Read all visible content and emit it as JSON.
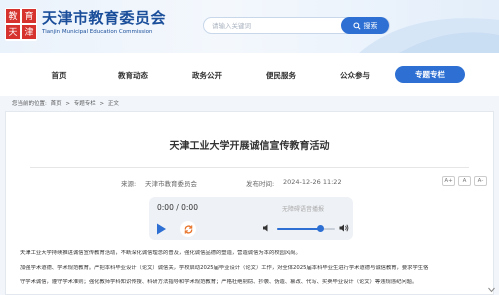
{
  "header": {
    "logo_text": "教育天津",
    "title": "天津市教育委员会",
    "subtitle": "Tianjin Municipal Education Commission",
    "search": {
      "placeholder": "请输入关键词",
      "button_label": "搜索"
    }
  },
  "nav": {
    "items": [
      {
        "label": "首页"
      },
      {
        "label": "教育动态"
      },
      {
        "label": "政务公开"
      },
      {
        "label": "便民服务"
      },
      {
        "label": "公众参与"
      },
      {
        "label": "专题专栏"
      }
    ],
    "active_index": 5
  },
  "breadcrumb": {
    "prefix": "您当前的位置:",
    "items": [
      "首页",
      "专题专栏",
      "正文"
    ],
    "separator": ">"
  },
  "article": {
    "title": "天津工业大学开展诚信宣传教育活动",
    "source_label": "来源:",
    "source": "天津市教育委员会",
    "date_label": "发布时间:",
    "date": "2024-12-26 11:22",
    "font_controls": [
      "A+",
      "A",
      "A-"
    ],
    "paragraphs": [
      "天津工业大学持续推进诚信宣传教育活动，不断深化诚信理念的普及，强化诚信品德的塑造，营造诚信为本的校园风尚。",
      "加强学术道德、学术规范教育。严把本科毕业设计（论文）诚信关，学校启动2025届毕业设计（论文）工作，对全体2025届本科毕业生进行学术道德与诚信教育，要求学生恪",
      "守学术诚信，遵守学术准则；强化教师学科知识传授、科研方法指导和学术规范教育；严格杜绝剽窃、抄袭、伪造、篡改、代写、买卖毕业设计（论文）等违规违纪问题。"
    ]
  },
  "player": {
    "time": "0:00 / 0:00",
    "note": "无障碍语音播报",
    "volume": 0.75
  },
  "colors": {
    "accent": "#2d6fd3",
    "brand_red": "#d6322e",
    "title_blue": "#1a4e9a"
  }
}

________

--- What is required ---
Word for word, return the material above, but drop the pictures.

--- Exercise solution ---
Read all visible content and emit it as JSON.
{
  "header": {
    "logo_text": "教育天津",
    "title": "天津市教育委员会",
    "subtitle": "Tianjin Municipal Education Commission",
    "search": {
      "placeholder": "请输入关键词",
      "button_label": "搜索"
    }
  },
  "nav": {
    "items": [
      {
        "label": "首页"
      },
      {
        "label": "教育动态"
      },
      {
        "label": "政务公开"
      },
      {
        "label": "便民服务"
      },
      {
        "label": "公众参与"
      },
      {
        "label": "专题专栏"
      }
    ],
    "active_index": 5
  },
  "breadcrumb": {
    "prefix": "您当前的位置:",
    "items": [
      "首页",
      "专题专栏",
      "正文"
    ],
    "separator": ">"
  },
  "article": {
    "title": "天津工业大学开展诚信宣传教育活动",
    "source_label": "来源:",
    "source": "天津市教育委员会",
    "date_label": "发布时间:",
    "date": "2024-12-26 11:22",
    "font_controls": [
      "A+",
      "A",
      "A-"
    ],
    "paragraphs": [
      "天津工业大学持续推进诚信宣传教育活动，不断深化诚信理念的普及，强化诚信品德的塑造，营造诚信为本的校园风尚。",
      "加强学术道德、学术规范教育。严把本科毕业设计（论文）诚信关，学校启动2025届毕业设计（论文）工作，对全体2025届本科毕业生进行学术道德与诚信教育，要求学生恪",
      "守学术诚信，遵守学术准则；强化教师学科知识传授、科研方法指导和学术规范教育；严格杜绝剽窃、抄袭、伪造、篡改、代写、买卖毕业设计（论文）等违规违纪问题。"
    ]
  },
  "player": {
    "time": "0:00 / 0:00",
    "note": "无障碍语音播报",
    "volume": 0.75
  },
  "colors": {
    "accent": "#2d6fd3",
    "brand_red": "#d6322e",
    "title_blue": "#1a4e9a"
  }
}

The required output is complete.